▶ Problem statement: The whole listing below is to be repeated without alteration.

╔══

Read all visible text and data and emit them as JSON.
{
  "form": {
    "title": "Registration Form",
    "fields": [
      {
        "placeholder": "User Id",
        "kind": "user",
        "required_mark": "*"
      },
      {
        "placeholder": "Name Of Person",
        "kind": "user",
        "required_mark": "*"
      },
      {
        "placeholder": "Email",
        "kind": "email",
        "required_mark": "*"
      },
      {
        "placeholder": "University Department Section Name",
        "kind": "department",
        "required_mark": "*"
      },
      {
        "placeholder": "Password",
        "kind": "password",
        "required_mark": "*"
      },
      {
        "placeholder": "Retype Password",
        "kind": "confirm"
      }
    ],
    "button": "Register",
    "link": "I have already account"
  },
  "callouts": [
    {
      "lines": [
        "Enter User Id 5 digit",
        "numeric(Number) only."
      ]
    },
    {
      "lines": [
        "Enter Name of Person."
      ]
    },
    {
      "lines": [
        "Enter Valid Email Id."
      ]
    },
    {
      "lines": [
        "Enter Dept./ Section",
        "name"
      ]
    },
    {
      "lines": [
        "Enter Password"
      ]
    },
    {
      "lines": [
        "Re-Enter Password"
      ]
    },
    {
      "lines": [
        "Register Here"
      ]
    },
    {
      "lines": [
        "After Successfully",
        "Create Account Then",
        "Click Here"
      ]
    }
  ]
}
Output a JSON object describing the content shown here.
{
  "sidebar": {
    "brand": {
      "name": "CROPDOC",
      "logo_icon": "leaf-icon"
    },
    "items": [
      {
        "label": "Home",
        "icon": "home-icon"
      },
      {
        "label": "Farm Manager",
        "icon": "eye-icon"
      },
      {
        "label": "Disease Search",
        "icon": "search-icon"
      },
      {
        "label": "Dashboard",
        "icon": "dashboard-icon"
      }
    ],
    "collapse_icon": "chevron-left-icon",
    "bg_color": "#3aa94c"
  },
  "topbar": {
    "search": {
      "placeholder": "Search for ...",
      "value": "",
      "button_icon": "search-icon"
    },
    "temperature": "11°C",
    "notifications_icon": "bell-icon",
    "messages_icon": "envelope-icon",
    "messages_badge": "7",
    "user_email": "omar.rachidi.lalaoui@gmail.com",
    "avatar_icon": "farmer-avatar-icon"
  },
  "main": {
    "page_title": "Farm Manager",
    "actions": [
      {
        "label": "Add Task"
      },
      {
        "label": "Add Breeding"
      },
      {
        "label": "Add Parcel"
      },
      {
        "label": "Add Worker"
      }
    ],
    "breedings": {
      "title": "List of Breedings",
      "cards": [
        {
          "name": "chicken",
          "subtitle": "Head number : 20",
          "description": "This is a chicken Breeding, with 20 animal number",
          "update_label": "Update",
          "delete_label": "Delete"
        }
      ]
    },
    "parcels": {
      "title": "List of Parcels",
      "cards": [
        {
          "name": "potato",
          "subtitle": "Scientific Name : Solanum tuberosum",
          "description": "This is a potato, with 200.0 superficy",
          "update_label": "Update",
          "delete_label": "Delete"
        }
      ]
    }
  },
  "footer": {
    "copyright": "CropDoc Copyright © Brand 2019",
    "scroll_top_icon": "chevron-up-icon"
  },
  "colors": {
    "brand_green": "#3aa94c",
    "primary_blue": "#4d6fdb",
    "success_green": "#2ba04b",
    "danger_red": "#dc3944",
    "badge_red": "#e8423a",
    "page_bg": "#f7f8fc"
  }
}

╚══

▶ Task response:
Read all visible text and data and emit them as JSON.
{
  "form": {
    "title": "Registration Form",
    "fields": [
      {
        "placeholder": "User Id",
        "kind": "user",
        "required_mark": "*"
      },
      {
        "placeholder": "Name Of Person",
        "kind": "user",
        "required_mark": "*"
      },
      {
        "placeholder": "Email",
        "kind": "email",
        "required_mark": "*"
      },
      {
        "placeholder": "University Department Section Name",
        "kind": "department",
        "required_mark": "*"
      },
      {
        "placeholder": "Password",
        "kind": "password",
        "required_mark": "*"
      },
      {
        "placeholder": "Retype Password",
        "kind": "confirm"
      }
    ],
    "button": "Register",
    "link": "I have already account"
  },
  "callouts": [
    {
      "lines": [
        "Enter User Id 5 digit",
        "numeric(Number) only."
      ]
    },
    {
      "lines": [
        "Enter Name of Person."
      ]
    },
    {
      "lines": [
        "Enter Valid Email Id."
      ]
    },
    {
      "lines": [
        "Enter Dept./ Section",
        "name"
      ]
    },
    {
      "lines": [
        "Enter Password"
      ]
    },
    {
      "lines": [
        "Re-Enter Password"
      ]
    },
    {
      "lines": [
        "Register Here"
      ]
    },
    {
      "lines": [
        "After Successfully",
        "Create Account Then",
        "Click Here"
      ]
    }
  ]
}
Output a JSON object describing the content shown here.
{
  "sidebar": {
    "brand": {
      "name": "CROPDOC",
      "logo_icon": "leaf-icon"
    },
    "items": [
      {
        "label": "Home",
        "icon": "home-icon"
      },
      {
        "label": "Farm Manager",
        "icon": "eye-icon"
      },
      {
        "label": "Disease Search",
        "icon": "search-icon"
      },
      {
        "label": "Dashboard",
        "icon": "dashboard-icon"
      }
    ],
    "collapse_icon": "chevron-left-icon",
    "bg_color": "#3aa94c"
  },
  "topbar": {
    "search": {
      "placeholder": "Search for ...",
      "value": "",
      "button_icon": "search-icon"
    },
    "temperature": "11°C",
    "notifications_icon": "bell-icon",
    "messages_icon": "envelope-icon",
    "messages_badge": "7",
    "user_email": "omar.rachidi.lalaoui@gmail.com",
    "avatar_icon": "farmer-avatar-icon"
  },
  "main": {
    "page_title": "Farm Manager",
    "actions": [
      {
        "label": "Add Task"
      },
      {
        "label": "Add Breeding"
      },
      {
        "label": "Add Parcel"
      },
      {
        "label": "Add Worker"
      }
    ],
    "breedings": {
      "title": "List of Breedings",
      "cards": [
        {
          "name": "chicken",
          "subtitle": "Head number : 20",
          "description": "This is a chicken Breeding, with 20 animal number",
          "update_label": "Update",
          "delete_label": "Delete"
        }
      ]
    },
    "parcels": {
      "title": "List of Parcels",
      "cards": [
        {
          "name": "potato",
          "subtitle": "Scientific Name : Solanum tuberosum",
          "description": "This is a potato, with 200.0 superficy",
          "update_label": "Update",
          "delete_label": "Delete"
        }
      ]
    }
  },
  "footer": {
    "copyright": "CropDoc Copyright © Brand 2019",
    "scroll_top_icon": "chevron-up-icon"
  },
  "colors": {
    "brand_green": "#3aa94c",
    "primary_blue": "#4d6fdb",
    "success_green": "#2ba04b",
    "danger_red": "#dc3944",
    "badge_red": "#e8423a",
    "page_bg": "#f7f8fc"
  }
}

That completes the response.